• Michael Bacina

DAO Regulation Roundtable



A who's who of Australian crypto and blockchain talent assembled this week at the invitation of Senator Andrew Bragg, to discuss how a company DAO could be regulated under Australian law. With Senator Hume's office represented at the meeting as well, the most active Australian politicians are actively engaged in bringing the Aussie regulatory space into alignment with this exciting new technology.


Senator Bragg chaired the recent Senate Select Inquiry into Australia as a Technology and Financial Centre and Recommendation 4 in the Final Report was:

The committee recommends that the Australian Government establish a new Decentralised Autonomous Organisation company structure.

We have commented on that Recommendation, which was adopted by the Treasurer in December 2021 and which has been the subject of comment from the Chairman of ASIC and work is now underway to implement and establish a framework.


The group had a wide ranging discussion and some guiding principles emerged which will be further refined over the coming weeks and may inform the shape of regulation / policy. Those principles included:


  1. The urgent need for Australia to give DAOs legal status so they can enter into contracts and participants can have certainty about their dealings and treatment, with the possibility of licensing and insurance and property ownership tied to legal personhood;

  2. Considering a light touch DAO framework but leaving out of that framework DAOs which are purely code launched without voting governance at the code level (exclude capture of public blockchains like Bitcoin which are 'governed' by miners and nodes);

  3. Conditions attaching to legal personhood, but the need to keep that flexible so as not to become rapidly outdated;

  4. The need to consider retail consumer protection, but also not to lose sight of the benefits of innovation from the fear of consumer risks given consumers can access blockchain systems and tokens offshore in any event;

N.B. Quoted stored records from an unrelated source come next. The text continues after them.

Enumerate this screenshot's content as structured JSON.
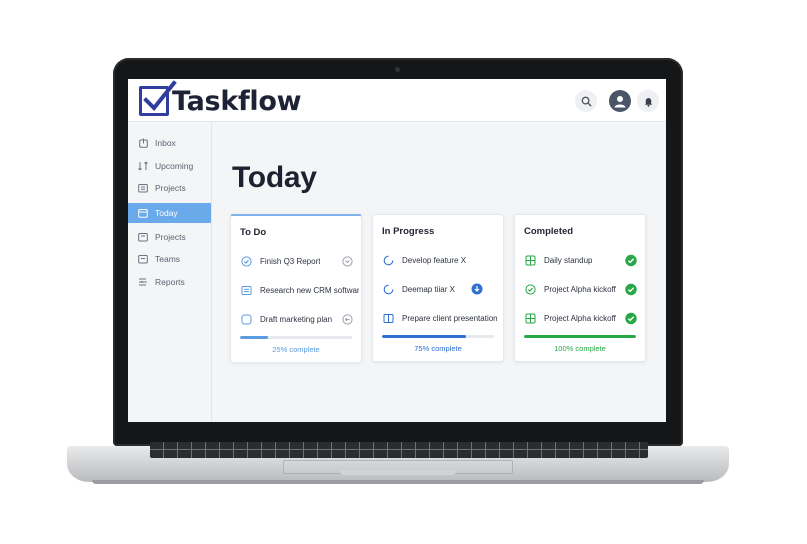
{
  "app": {
    "name": "Taskflow"
  },
  "header": {
    "icons": [
      "search-icon",
      "avatar",
      "bell-icon"
    ]
  },
  "sidebar": {
    "items": [
      {
        "label": "Inbox",
        "icon": "inbox-icon"
      },
      {
        "label": "Upcoming",
        "icon": "upcoming-icon"
      },
      {
        "label": "Projects",
        "icon": "folder-icon"
      },
      {
        "label": "Today",
        "icon": "calendar-icon",
        "active": true
      },
      {
        "label": "Projects",
        "icon": "folder-icon"
      },
      {
        "label": "Teams",
        "icon": "team-icon"
      },
      {
        "label": "Reports",
        "icon": "reports-icon"
      }
    ],
    "active_color": "#6aa9ea"
  },
  "main": {
    "title": "Today",
    "columns": [
      {
        "title": "To Do",
        "tasks": [
          "Finish Q3 Report",
          "Research new CRM software",
          "Draft marketing plan"
        ],
        "progress": 25,
        "progress_label": "25% complete",
        "accent": "#5b9be0"
      },
      {
        "title": "In Progress",
        "tasks": [
          "Develop feature X",
          "Deemap tiiar X",
          "Prepare client presentation"
        ],
        "progress": 75,
        "progress_label": "75% complete",
        "accent": "#2f6fd0"
      },
      {
        "title": "Completed",
        "tasks": [
          "Daily standup",
          "Project Alpha kickoff",
          "Project Alpha kickoff"
        ],
        "progress": 100,
        "progress_label": "100% complete",
        "accent": "#27a745"
      }
    ]
  }
}
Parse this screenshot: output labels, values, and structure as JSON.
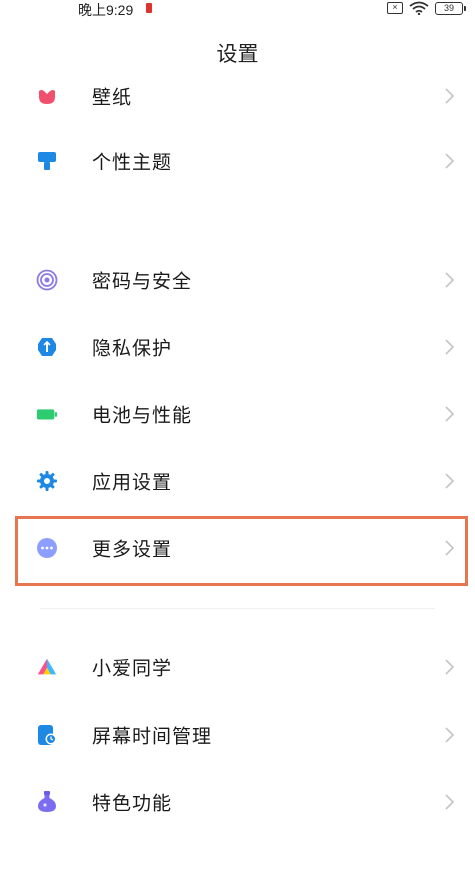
{
  "status_bar": {
    "time": "晚上9:29",
    "battery_level": "39"
  },
  "page": {
    "title": "设置"
  },
  "items": [
    {
      "label": "壁纸",
      "icon": "wallpaper-icon"
    },
    {
      "label": "个性主题",
      "icon": "theme-brush-icon"
    },
    {
      "label": "密码与安全",
      "icon": "fingerprint-icon"
    },
    {
      "label": "隐私保护",
      "icon": "privacy-shield-icon"
    },
    {
      "label": "电池与性能",
      "icon": "battery-icon"
    },
    {
      "label": "应用设置",
      "icon": "gear-icon"
    },
    {
      "label": "更多设置",
      "icon": "more-dots-icon"
    },
    {
      "label": "小爱同学",
      "icon": "xiaoai-icon"
    },
    {
      "label": "屏幕时间管理",
      "icon": "screen-time-icon"
    },
    {
      "label": "特色功能",
      "icon": "features-flask-icon"
    }
  ],
  "colors": {
    "highlight_border": "#e5764f",
    "wallpaper": "#f0506e",
    "theme": "#1e88e5",
    "security": "#8c7ae6",
    "privacy": "#1e88e5",
    "battery": "#2ecc71",
    "app_settings": "#1e88e5",
    "more": "#8c9eff"
  }
}
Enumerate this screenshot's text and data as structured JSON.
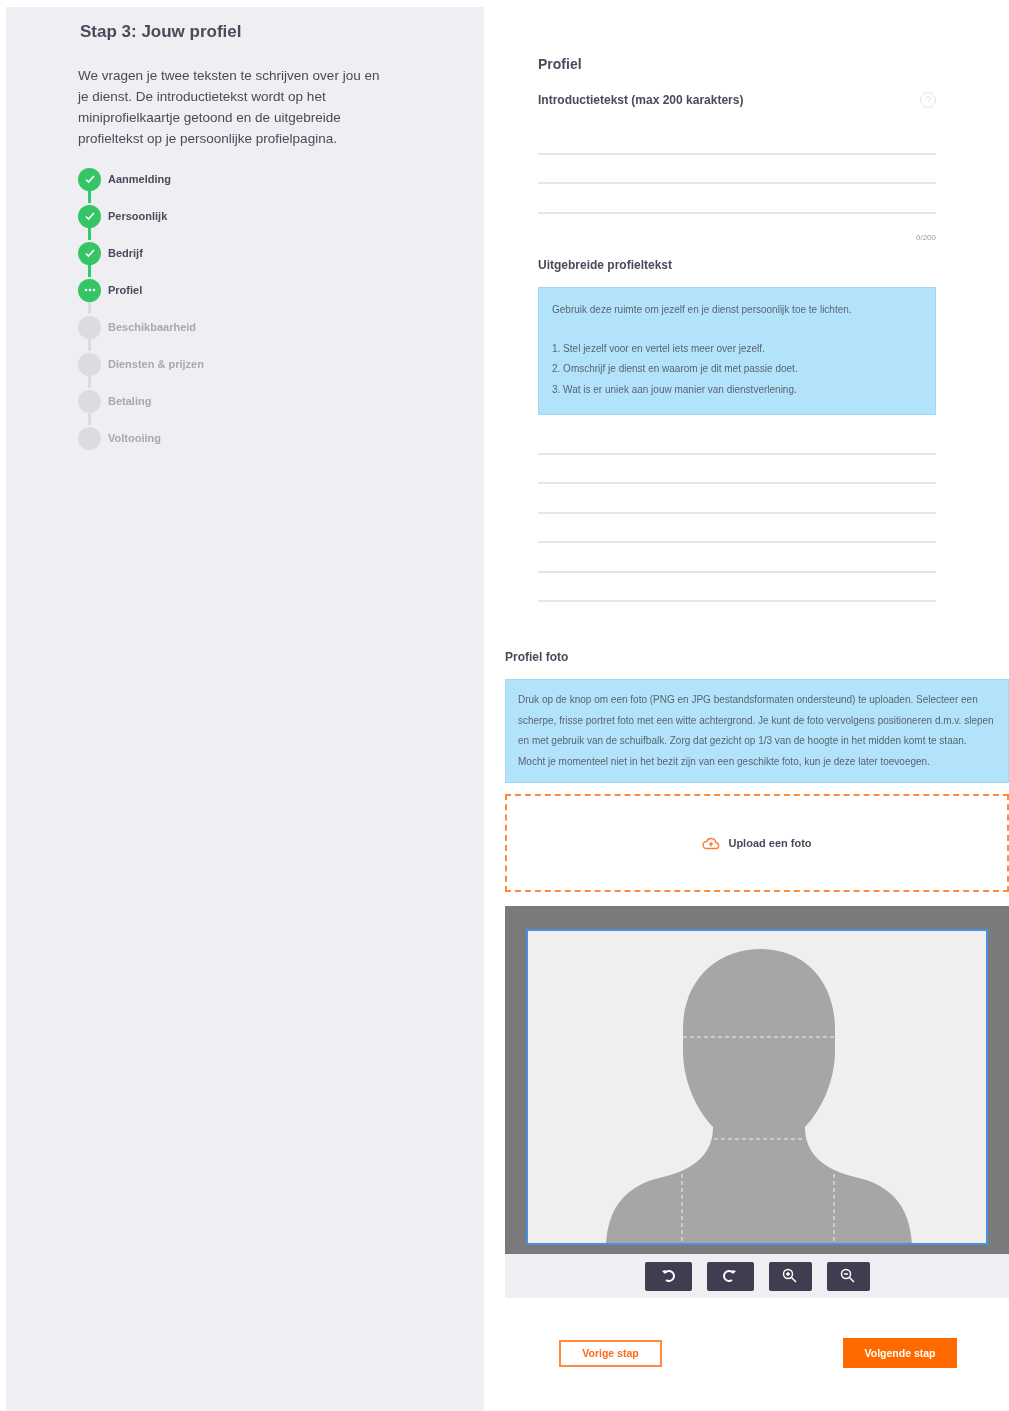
{
  "sidebar": {
    "title": "Stap 3: Jouw profiel",
    "intro": "We vragen je twee teksten te schrijven over jou en je dienst. De introductietekst wordt op het miniprofielkaartje getoond en de uitgebreide profieltekst op je persoonlijke profielpagina.",
    "steps": [
      {
        "label": "Aanmelding",
        "kind": "done"
      },
      {
        "label": "Persoonlijk",
        "kind": "done"
      },
      {
        "label": "Bedrijf",
        "kind": "done"
      },
      {
        "label": "Profiel",
        "kind": "current"
      },
      {
        "label": "Beschikbaarheid",
        "kind": "pending"
      },
      {
        "label": "Diensten & prijzen",
        "kind": "pending"
      },
      {
        "label": "Betaling",
        "kind": "pending"
      },
      {
        "label": "Voltooiing",
        "kind": "pending"
      }
    ]
  },
  "profile": {
    "heading": "Profiel",
    "intro_label": "Introductietekst (max 200 karakters)",
    "counter": "0/200",
    "extended_label": "Uitgebreide profieltekst",
    "extended_hint": "Gebruik deze ruimte om jezelf en je dienst persoonlijk toe te lichten.",
    "extended_points": [
      "1. Stel jezelf voor en vertel iets meer over jezelf.",
      "2. Omschrijf je dienst en waarom je dit met passie doet.",
      "3. Wat is er uniek aan jouw manier van dienstverlening."
    ]
  },
  "photo": {
    "heading": "Profiel foto",
    "info": "Druk op de knop om een foto (PNG en JPG bestandsformaten ondersteund) te uploaden. Selecteer een scherpe, frisse portret foto met een witte achtergrond. Je kunt de foto vervolgens positioneren d.m.v. slepen en met gebruik van de schuifbalk. Zorg dat gezicht op 1/3 van de hoogte in het midden komt te staan. Mocht je momenteel niet in het bezit zijn van een geschikte foto, kun je deze later toevoegen.",
    "upload_label": "Upload een foto",
    "tools": [
      {
        "kind": "rotate-left"
      },
      {
        "kind": "rotate-right"
      },
      {
        "kind": "zoom-in"
      },
      {
        "kind": "zoom-out"
      }
    ]
  },
  "buttons": {
    "previous": "Vorige stap",
    "next": "Volgende stap"
  }
}
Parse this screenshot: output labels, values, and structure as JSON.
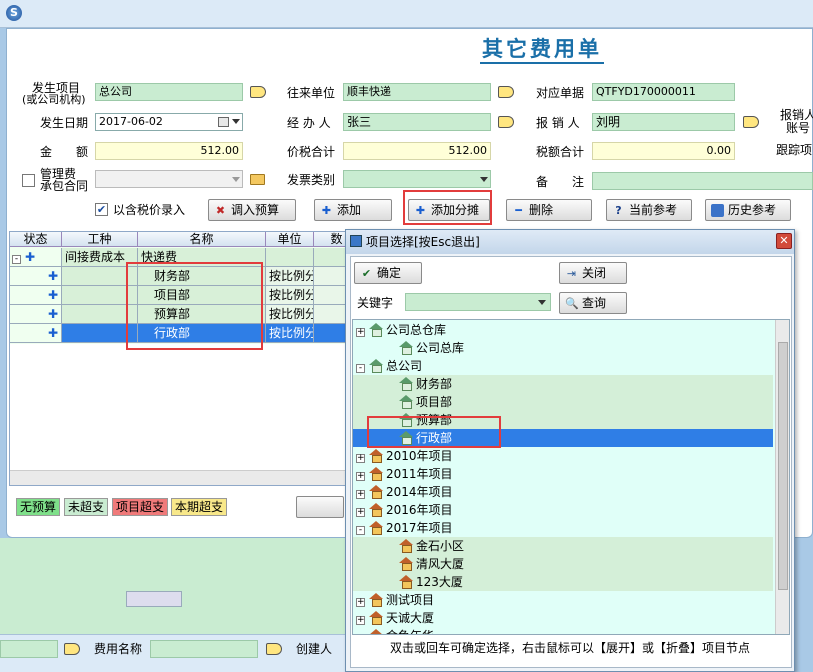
{
  "window": {
    "title": "其它费用单"
  },
  "form": {
    "project_label": "发生项目\n(或公司机构)",
    "project_label_1": "发生项目",
    "project_label_2": "(或公司机构)",
    "project_value": "总公司",
    "counterparty_label": "往来单位",
    "counterparty_value": "顺丰快递",
    "ref_doc_label": "对应单据",
    "ref_doc_value": "QTFYD170000011",
    "reimburser_account_label_1": "报销人",
    "reimburser_account_label_2": "账号",
    "date_label": "发生日期",
    "date_value": "2017-06-02",
    "handler_label": "经 办 人",
    "handler_value": "张三",
    "reimburser_label": "报 销 人",
    "reimburser_value": "刘明",
    "amount_label": "金　　额",
    "amount_value": "512.00",
    "total_label": "价税合计",
    "total_value": "512.00",
    "tax_label": "税额合计",
    "tax_value": "0.00",
    "tracking_label": "跟踪项",
    "mgmt_fee_label_1": "管理费",
    "mgmt_fee_label_2": "承包合同",
    "invoice_type_label": "发票类别",
    "remark_label": "备　　注",
    "tax_inclusive_label": "以含税价录入"
  },
  "toolbar": {
    "import_budget": "调入预算",
    "add": "添加",
    "add_allocation": "添加分摊",
    "delete": "删除",
    "current_ref": "当前参考",
    "history_ref": "历史参考"
  },
  "grid": {
    "columns": [
      "状态",
      "工种",
      "名称",
      "单位",
      "数"
    ],
    "group_row": {
      "type": "间接费成本",
      "name": "快递费"
    },
    "rows": [
      {
        "name": "财务部",
        "unit": "按比例分"
      },
      {
        "name": "项目部",
        "unit": "按比例分"
      },
      {
        "name": "预算部",
        "unit": "按比例分"
      },
      {
        "name": "行政部",
        "unit": "按比例分"
      }
    ]
  },
  "legend": {
    "no_budget": "无预算",
    "not_exceeded": "未超支",
    "project_exceeded": "项目超支",
    "period_exceeded": "本期超支"
  },
  "bottom": {
    "fee_name_label": "费用名称",
    "creator_label": "创建人"
  },
  "dialog": {
    "title": "项目选择[按Esc退出]",
    "confirm": "确定",
    "close": "关闭",
    "keyword_label": "关键字",
    "query": "查询",
    "footer": "双击或回车可确定选择，右击鼠标可以【展开】或【折叠】项目节点",
    "tree": [
      {
        "label": "公司总仓库",
        "level": 0,
        "exp": "+",
        "icon": "g"
      },
      {
        "label": "公司总库",
        "level": 1,
        "exp": "",
        "icon": "g"
      },
      {
        "label": "总公司",
        "level": 0,
        "exp": "-",
        "icon": "g"
      },
      {
        "label": "财务部",
        "level": 1,
        "exp": "",
        "icon": "g"
      },
      {
        "label": "项目部",
        "level": 1,
        "exp": "",
        "icon": "g"
      },
      {
        "label": "预算部",
        "level": 1,
        "exp": "",
        "icon": "g"
      },
      {
        "label": "行政部",
        "level": 1,
        "exp": "",
        "icon": "g",
        "selected": true
      },
      {
        "label": "2010年项目",
        "level": 0,
        "exp": "+",
        "icon": "o"
      },
      {
        "label": "2011年项目",
        "level": 0,
        "exp": "+",
        "icon": "o"
      },
      {
        "label": "2014年项目",
        "level": 0,
        "exp": "+",
        "icon": "o"
      },
      {
        "label": "2016年项目",
        "level": 0,
        "exp": "+",
        "icon": "o"
      },
      {
        "label": "2017年项目",
        "level": 0,
        "exp": "-",
        "icon": "o"
      },
      {
        "label": "金石小区",
        "level": 1,
        "exp": "",
        "icon": "o"
      },
      {
        "label": "清风大厦",
        "level": 1,
        "exp": "",
        "icon": "o"
      },
      {
        "label": "123大厦",
        "level": 1,
        "exp": "",
        "icon": "o"
      },
      {
        "label": "测试项目",
        "level": 0,
        "exp": "+",
        "icon": "o"
      },
      {
        "label": "天诚大厦",
        "level": 0,
        "exp": "+",
        "icon": "o"
      },
      {
        "label": "金鱼年华",
        "level": 0,
        "exp": "+",
        "icon": "o"
      }
    ]
  }
}
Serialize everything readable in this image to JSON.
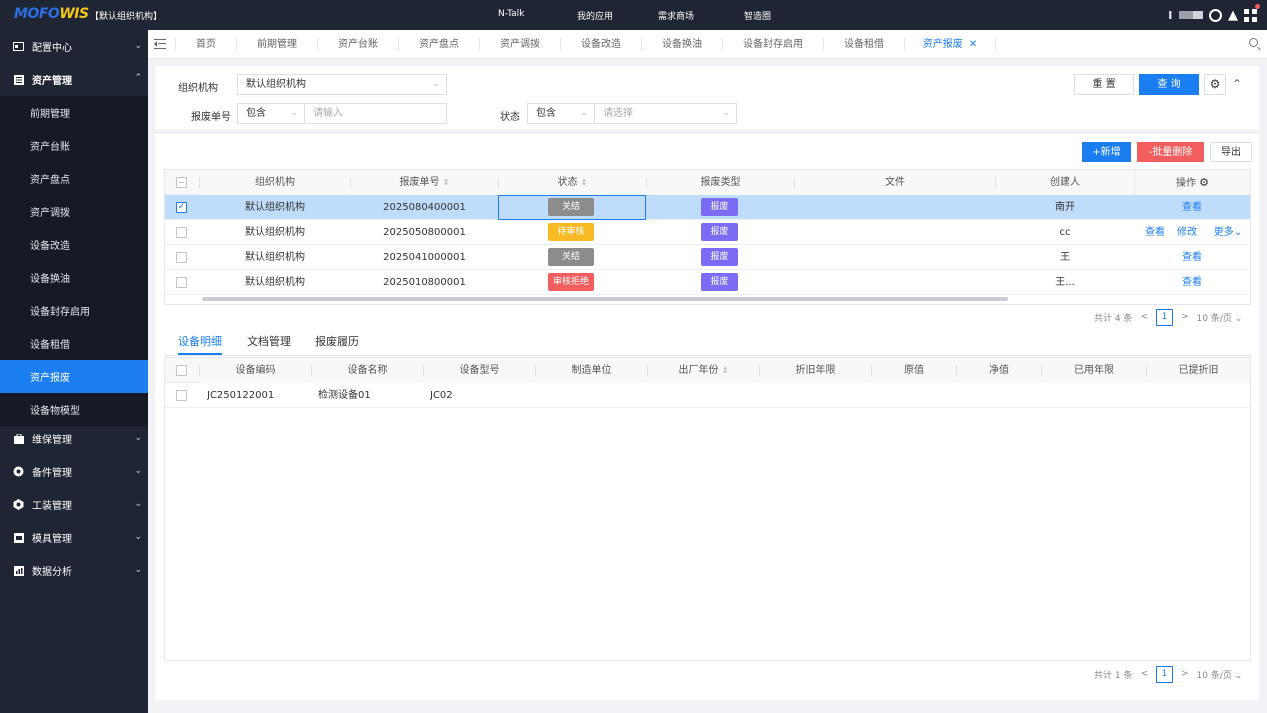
{
  "top": {
    "logo_a": "MOFO",
    "logo_b": "WIS",
    "org": "【默认组织机构】",
    "nav": [
      "N-Talk",
      "我的应用",
      "需求商场",
      "智造圈"
    ]
  },
  "sidebar": {
    "config": "配置中心",
    "asset_mgmt": "资产管理",
    "subs": [
      "前期管理",
      "资产台账",
      "资产盘点",
      "资产调拨",
      "设备改造",
      "设备换油",
      "设备封存启用",
      "设备租借",
      "资产报废",
      "设备物模型"
    ],
    "more": [
      "维保管理",
      "备件管理",
      "工装管理",
      "模具管理",
      "数据分析"
    ]
  },
  "tabs": [
    "首页",
    "前期管理",
    "资产台账",
    "资产盘点",
    "资产调拨",
    "设备改造",
    "设备换油",
    "设备封存启用",
    "设备租借",
    "资产报废"
  ],
  "filter": {
    "org_label": "组织机构",
    "org_value": "默认组织机构",
    "no_label": "报废单号",
    "no_op": "包含",
    "no_placeholder": "请输入",
    "status_label": "状态",
    "status_op": "包含",
    "status_placeholder": "请选择",
    "reset": "重 置",
    "query": "查 询"
  },
  "actions": {
    "add": "+新增",
    "batch_delete": "-批量删除",
    "export": "导出"
  },
  "table": {
    "headers": [
      "组织机构",
      "报废单号",
      "状态",
      "报废类型",
      "文件",
      "创建人",
      "操作"
    ],
    "rows": [
      {
        "org": "默认组织机构",
        "no": "2025080400001",
        "status": "关结",
        "type": "报废",
        "creator": "南开",
        "ops": [
          "查看"
        ]
      },
      {
        "org": "默认组织机构",
        "no": "2025050800001",
        "status": "待审核",
        "type": "报废",
        "creator": "cc",
        "ops": [
          "查看",
          "修改",
          "更多"
        ]
      },
      {
        "org": "默认组织机构",
        "no": "2025041000001",
        "status": "关结",
        "type": "报废",
        "creator": "王",
        "ops": [
          "查看"
        ]
      },
      {
        "org": "默认组织机构",
        "no": "2025010800001",
        "status": "审核拒绝",
        "type": "报废",
        "creator": "王...",
        "ops": [
          "查看"
        ]
      }
    ],
    "pager": {
      "total": "共计 4 条",
      "page": "1",
      "size": "10 条/页"
    }
  },
  "subtabs": [
    "设备明细",
    "文档管理",
    "报废履历"
  ],
  "detail": {
    "headers": [
      "设备编码",
      "设备名称",
      "设备型号",
      "制造单位",
      "出厂年份",
      "折旧年限",
      "原值",
      "净值",
      "已用年限",
      "已提折旧"
    ],
    "rows": [
      {
        "code": "JC250122001",
        "name": "检测设备01",
        "model": "JC02"
      }
    ],
    "pager": {
      "total": "共计 1 条",
      "page": "1",
      "size": "10 条/页"
    }
  },
  "colors": {
    "accent": "#1b7ef0",
    "closed": "#8c8c8c",
    "pending": "#f7b924",
    "rejected": "#f25d5d",
    "type": "#7b6cf6"
  }
}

  5. That the current forms of director duties and fiduciary duties owed to shareholders don't reflect the DAO model (at least on public blockchains) where the lack of transparency in a company is not a feature in DAOs;

  6. That any law will need transitional and retrospective effect to ensure a smooth transition;

  7. That the benefit of legal recognition under Australian law will likely need some standards, such as plain English audit and explanation of code and governance within a DAO so participants don't need to be code-literate to understand a DAO they are joining;

  8. But, conditions of legal recognition cannot require identification of DAO participants in the way shareholders are published in a database now, and that collection of personal information from members or those elected or fulfilling decision making roles needs further consideration; and

  9. That DAOs should be treated as a flow through entity for tax purposes, that is the holders of tokens should be the parties subject to tax. The corporate tax base in Australia is eroding and DAOs may benefit from an automation of tax collection.

Attendees at the Roundtable included such amazing individuals as:


Senator Andrew Bragg

Amelia Hamer, Financial Services Policy Lead Adviser to Senator Jane Hume, Minister for Women's Economic Security, Minister for Superannuation, Financial Services and the Digital Economy.

Joni Pirovich of BADASL

Hannah Glass of KWM

Natasha Blycha of Stirling & Rose

Susannah Wilkinson from Digital Commerce Committee, Law Council of Australia

Mark Bland of Mills Oakley

Ass Prof Chris Berg and Dr Aaron Lane of RMIT Blockchain Innovation Hub

Scott Chamberlin of ANU

Martin Gray of Afterpay

Michael Harris and Ryan Parsons of Swyftx;

Pat McNab from Mycelium Ventures; and

the author.


Please note that any errors in the above summary are my own.